Child Support Agency (Dudley) v Truman – Employment Appeal Tribunal
In November we commented on the House of Lords' groundbreaking decision in the case of London Borough of Lewisham v Malcolm. The Judgment radically altered the test for defining the appropriate comparator in disability-related discrimination claims, with the effect that it is now more difficult for a disabled person to succeed. Please click here for more information on this decision.
As Malcolm was decided under the "Goods, facilities and services" provisions of the Disability Discrimination Act 1995 ("DDA"), there was doubt as to whether it would be applied in the employment sphere. The question was addressed in the case of Child Support Agency (Dudley) v Truman.
Ms Truman worked for the Child Support Agency. She was disabled and worked from home most of the time. Due to a series of errors, the CSA took almost a year to deliver a specialist desk to her house. Ms Truman became angry about this and shouted at another employee of the CSA, who complained of bullying and harassment. Thereafter, Ms Truman believed that the CSA placed her under pressure to apply for early retirement and lodged proceedings under the DDA.
Ms Truman's case succeeded in the Employment Tribunal, which applied the pre-Malcolm decision. This led to a finding that the CSA had discriminated against Ms Truman for reasons related to her disability regarding to her altercation with her colleague. The CSA appealed however on the basis that the decision had been reached prior to Malcolm being decided, and therefore the wrong comparator had been used. Ms Truman contended that Malcolm had no application to disability discrimination cases in the employment sphere.
The Employment Appeal Tribunal ("EAT") agreed with the employer and decided that the Malcolm decision must be adhered to employment cases. As a consequence the narrower comparator test applied, with the effect that Ms Truman's case must fail. The correct comparator was therefore identified as a non-disabled person who had abused a colleague in the same manner. The Tribunal accepted that the CSA would not have treated this person any differently and so there was no unlawful discrimination.
What does this mean for you?
In delivering its Judgment, the EAT accepted that the scope of disability-related discrimination had been reduced but commented that policy arguments for a wider comparator test are for Parliament to deal with, and not the Courts. Disabled staff are however still protected by the employer's duty to make reasonable adjustments, and this is likely to become the key battle-ground in future Tribunal proceedings until the effect of Malcolm is fully addressed in legislation.

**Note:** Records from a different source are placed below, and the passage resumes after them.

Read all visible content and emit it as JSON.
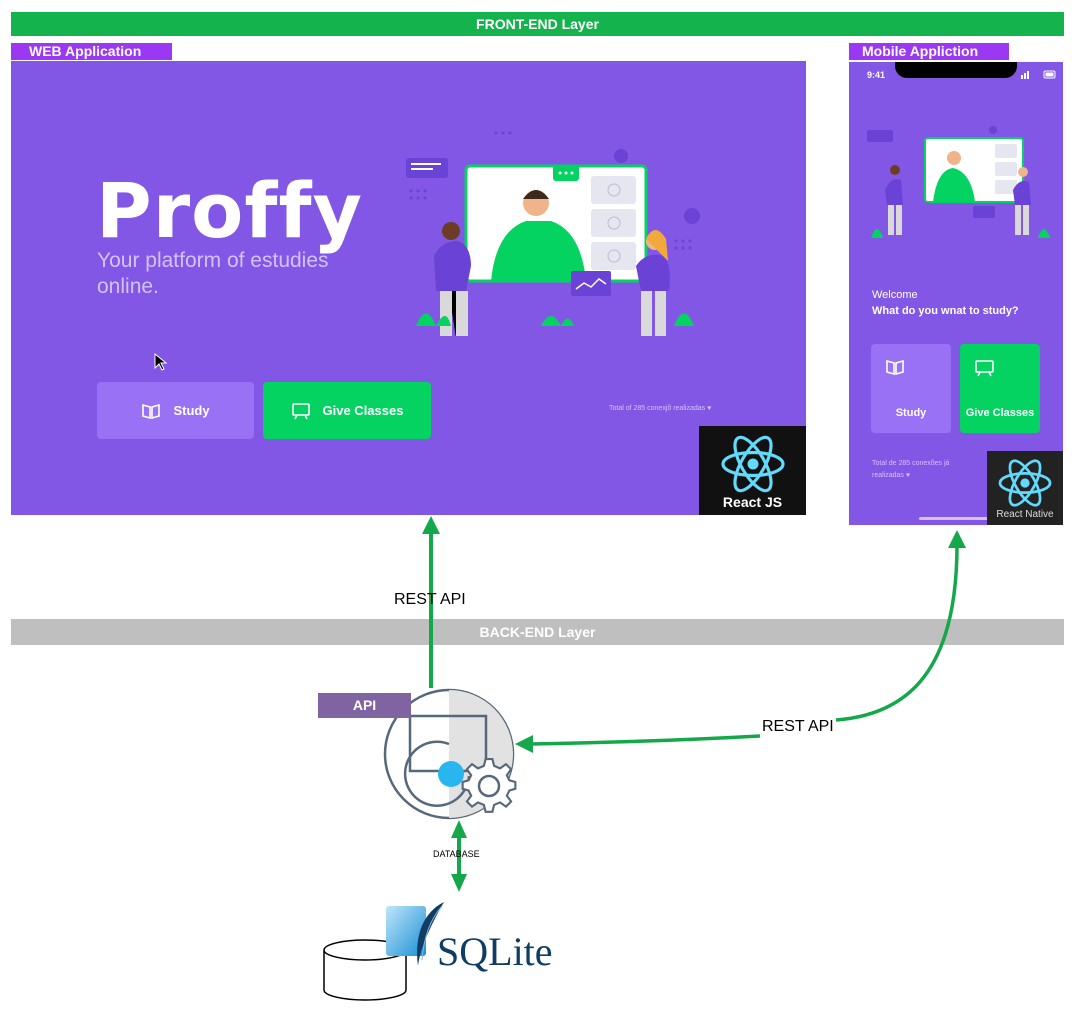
{
  "layers": {
    "front": "FRONT-END Layer",
    "back": "BACK-END Layer"
  },
  "tags": {
    "web": "WEB Application",
    "mobile": "Mobile Appliction",
    "api": "API"
  },
  "web_app": {
    "logo": "Proffy",
    "tagline": "Your platform of estudies online.",
    "study_label": "Study",
    "give_classes_label": "Give Classes",
    "total_text": "Total of 285 conexjõ realizadas",
    "badge": "React JS"
  },
  "mobile_app": {
    "time": "9:41",
    "welcome": "Welcome",
    "question": "What do you wnat to study?",
    "study_label": "Study",
    "give_classes_label": "Give Classes",
    "total_text": "Total de 285 conexões já realizadas",
    "badge": "React Native"
  },
  "connections": {
    "web_api_label": "REST API",
    "mobile_api_label": "REST API",
    "database_label": "DATABASE"
  },
  "database": {
    "name": "SQLite"
  },
  "colors": {
    "front_bar": "#14b34d",
    "back_bar": "#bfbfbf",
    "tag_purple": "#9b38f4",
    "app_purple": "#8257e5",
    "button_green": "#04d361",
    "arrow_green": "#14a84a",
    "api_tag": "#8064a2",
    "react_cyan": "#61dafb"
  },
  "icons": [
    "book-icon",
    "screen-icon",
    "react-logo-icon",
    "api-gear-icon",
    "database-cylinder-icon",
    "sqlite-feather-icon",
    "cursor-icon",
    "heart-icon"
  ]
}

The Government proposes to deal with the issue within the forthcoming Equality Bill. Please see our related report "The end of disability-related discrimination?" elsewhere within this update.